→ **Exercise**: Take every line from the listing below that contains "与串流画质相同".
===== Extracted data
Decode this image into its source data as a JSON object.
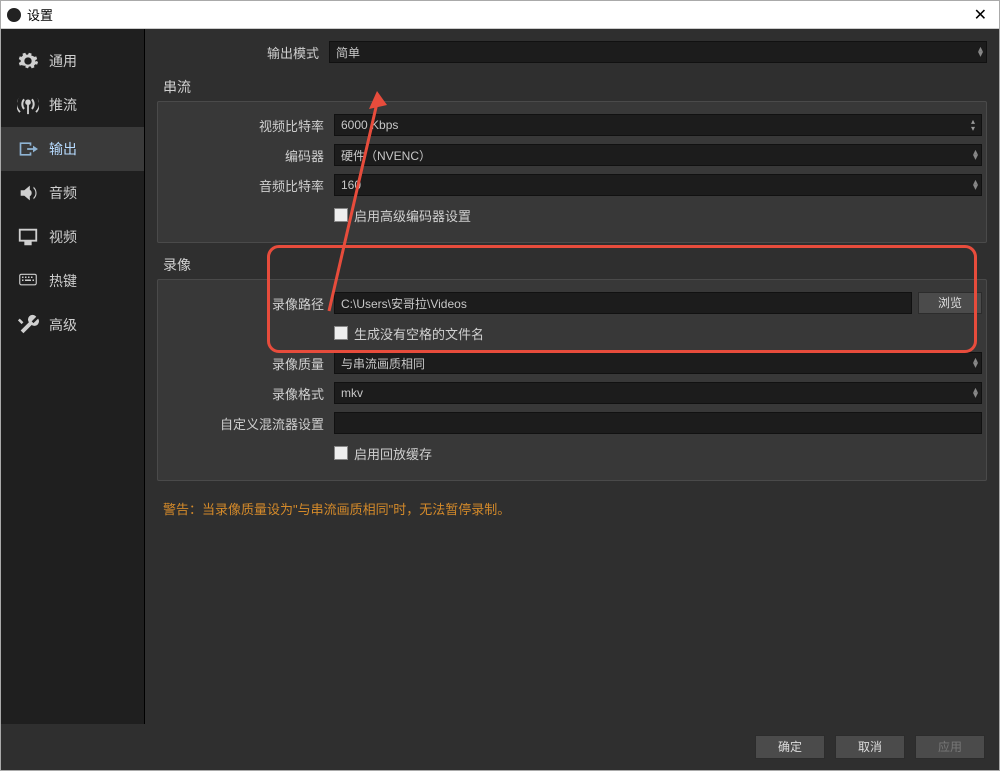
{
  "window": {
    "title": "设置"
  },
  "sidebar": {
    "items": [
      {
        "label": "通用"
      },
      {
        "label": "推流"
      },
      {
        "label": "输出"
      },
      {
        "label": "音频"
      },
      {
        "label": "视频"
      },
      {
        "label": "热键"
      },
      {
        "label": "高级"
      }
    ],
    "selected_index": 2
  },
  "output_mode": {
    "label": "输出模式",
    "value": "简单"
  },
  "streaming": {
    "group_title": "串流",
    "video_bitrate": {
      "label": "视频比特率",
      "value": "6000 Kbps"
    },
    "encoder": {
      "label": "编码器",
      "value": "硬件（NVENC）"
    },
    "audio_bitrate": {
      "label": "音频比特率",
      "value": "160"
    },
    "advanced_encoder_checkbox": {
      "label": "启用高级编码器设置"
    }
  },
  "recording": {
    "group_title": "录像",
    "path": {
      "label": "录像路径",
      "value": "C:\\Users\\安哥拉\\Videos",
      "browse": "浏览"
    },
    "no_space_filename": {
      "label": "生成没有空格的文件名"
    },
    "quality": {
      "label": "录像质量",
      "value": "与串流画质相同"
    },
    "format": {
      "label": "录像格式",
      "value": "mkv"
    },
    "muxer": {
      "label": "自定义混流器设置",
      "value": ""
    },
    "replay_buffer": {
      "label": "启用回放缓存"
    }
  },
  "warning": "警告：当录像质量设为\"与串流画质相同\"时，无法暂停录制。",
  "footer": {
    "ok": "确定",
    "cancel": "取消",
    "apply": "应用"
  }
}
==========
→ **Response area**:
      "value": "与串流画质相同"
  "warning": "警告：当录像质量设为\"与串流画质相同\"时，无法暂停录制。",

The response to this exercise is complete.